Separated 99 Years, part 2
Finding Herbert Harschnek
a little saga of 99 years parted, part 2
Recall that in our last blog on Herbert Harschnek, the US family had been searching for any German relatives for decades with no success. While in Germany for a couple years, I decided to pick up where my grandfather had left off and to try again but had little luck until a tantalizing phone message was left for me.
I came home from the Universität in Kiel, and found a message from a Herrn Harschnek from a German phone number- Grampa didn’t have a German phone number. It could only be the long-lost German branch of the family. I immediately returned the call. It was our cousins, and a day later, I stepped off the train in the little town of Annaburg in Sachsen-Anhalt in former East Germany, the first time in 99 years that the two sides of the family had laid eyes on each other, and some 88 years since the last contact.
(far right: Alois, with his siblings in the 1880’s)
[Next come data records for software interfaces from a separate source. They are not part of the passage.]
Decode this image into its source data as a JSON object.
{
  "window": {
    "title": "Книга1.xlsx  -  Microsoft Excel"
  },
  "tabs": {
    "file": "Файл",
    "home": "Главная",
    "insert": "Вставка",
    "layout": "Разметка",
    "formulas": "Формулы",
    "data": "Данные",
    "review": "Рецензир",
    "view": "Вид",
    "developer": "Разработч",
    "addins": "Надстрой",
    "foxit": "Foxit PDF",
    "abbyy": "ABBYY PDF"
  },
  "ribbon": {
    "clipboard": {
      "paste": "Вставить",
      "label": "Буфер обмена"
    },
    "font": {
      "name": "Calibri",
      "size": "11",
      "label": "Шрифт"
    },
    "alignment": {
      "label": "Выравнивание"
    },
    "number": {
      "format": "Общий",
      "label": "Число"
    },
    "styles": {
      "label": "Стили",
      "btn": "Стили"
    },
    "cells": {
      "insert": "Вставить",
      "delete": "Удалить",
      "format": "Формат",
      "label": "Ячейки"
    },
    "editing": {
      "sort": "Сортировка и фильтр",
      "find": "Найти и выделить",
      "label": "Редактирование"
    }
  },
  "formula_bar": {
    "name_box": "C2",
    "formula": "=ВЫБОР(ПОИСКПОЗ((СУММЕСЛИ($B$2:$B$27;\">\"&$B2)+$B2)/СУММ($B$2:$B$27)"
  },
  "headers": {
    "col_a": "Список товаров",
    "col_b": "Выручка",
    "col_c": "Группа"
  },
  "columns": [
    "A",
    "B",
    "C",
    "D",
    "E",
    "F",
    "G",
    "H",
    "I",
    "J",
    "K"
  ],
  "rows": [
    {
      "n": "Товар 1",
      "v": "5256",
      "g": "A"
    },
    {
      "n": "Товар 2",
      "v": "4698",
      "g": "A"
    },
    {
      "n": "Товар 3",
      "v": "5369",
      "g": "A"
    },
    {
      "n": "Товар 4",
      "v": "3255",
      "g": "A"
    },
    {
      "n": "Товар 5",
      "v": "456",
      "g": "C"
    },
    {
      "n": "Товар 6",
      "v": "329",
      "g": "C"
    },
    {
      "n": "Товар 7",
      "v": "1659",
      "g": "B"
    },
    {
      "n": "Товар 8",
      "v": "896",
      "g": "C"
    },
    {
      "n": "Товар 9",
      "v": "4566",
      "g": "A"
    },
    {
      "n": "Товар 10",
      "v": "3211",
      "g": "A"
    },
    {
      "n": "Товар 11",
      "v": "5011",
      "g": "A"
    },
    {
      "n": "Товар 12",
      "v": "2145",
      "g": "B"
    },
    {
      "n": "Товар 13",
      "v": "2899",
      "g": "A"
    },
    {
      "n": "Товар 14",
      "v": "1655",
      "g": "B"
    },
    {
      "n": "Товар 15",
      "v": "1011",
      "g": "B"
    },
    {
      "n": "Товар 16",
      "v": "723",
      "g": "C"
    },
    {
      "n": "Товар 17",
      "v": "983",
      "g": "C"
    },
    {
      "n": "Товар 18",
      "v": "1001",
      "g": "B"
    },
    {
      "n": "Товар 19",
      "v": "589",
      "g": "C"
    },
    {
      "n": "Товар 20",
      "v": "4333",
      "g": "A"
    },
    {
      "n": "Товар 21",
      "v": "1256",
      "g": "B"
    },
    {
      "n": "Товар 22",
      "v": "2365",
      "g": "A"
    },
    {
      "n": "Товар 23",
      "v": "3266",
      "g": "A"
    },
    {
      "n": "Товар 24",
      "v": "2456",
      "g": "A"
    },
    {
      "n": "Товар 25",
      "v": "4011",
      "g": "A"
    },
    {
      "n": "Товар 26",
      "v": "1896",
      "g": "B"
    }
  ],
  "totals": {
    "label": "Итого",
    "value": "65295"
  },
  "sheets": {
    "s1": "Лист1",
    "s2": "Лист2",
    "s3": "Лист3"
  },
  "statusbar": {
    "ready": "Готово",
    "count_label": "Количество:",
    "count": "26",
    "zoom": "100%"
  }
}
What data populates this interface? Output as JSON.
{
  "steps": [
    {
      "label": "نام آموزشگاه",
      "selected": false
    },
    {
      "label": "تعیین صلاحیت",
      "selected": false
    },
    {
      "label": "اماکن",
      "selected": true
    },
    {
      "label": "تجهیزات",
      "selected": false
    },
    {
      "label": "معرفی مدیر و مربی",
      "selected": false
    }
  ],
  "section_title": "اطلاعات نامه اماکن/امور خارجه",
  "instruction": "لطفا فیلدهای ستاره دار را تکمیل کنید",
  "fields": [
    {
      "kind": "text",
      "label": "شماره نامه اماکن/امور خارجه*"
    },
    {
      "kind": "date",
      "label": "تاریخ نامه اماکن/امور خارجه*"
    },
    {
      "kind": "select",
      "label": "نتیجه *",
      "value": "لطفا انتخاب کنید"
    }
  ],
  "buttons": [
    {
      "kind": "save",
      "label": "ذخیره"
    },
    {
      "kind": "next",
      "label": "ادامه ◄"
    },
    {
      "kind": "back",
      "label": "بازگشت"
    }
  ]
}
Jovial Herbert Harschnek was so excited! His father Albert had always told them, “Kinder! One day we’ll be rich! I have ... an uncle in America!” That was clearly Alois. Albert had died in the ’50’s, and Herbert never did know who the uncle was, or indeed, whether it was an actual uncle or an older cousin called an uncle. We quickly established that we had cousins in common... but the generation that knew how the various Harschneks were related had all died. And when the Red Army swept through Silesia, the Harschneks had had 12 hours warning to throw what they could on the wagon, hitch the horse, and flee for their lives.
All the old family photos, all the letters were lost, access to now Polish churches was lost to the East Germans. All the connecting lore was lost. So, we know our two sides of the family are related, but now a quarter-century on, we still don’t know how we’re related. When Grampa had written that widow of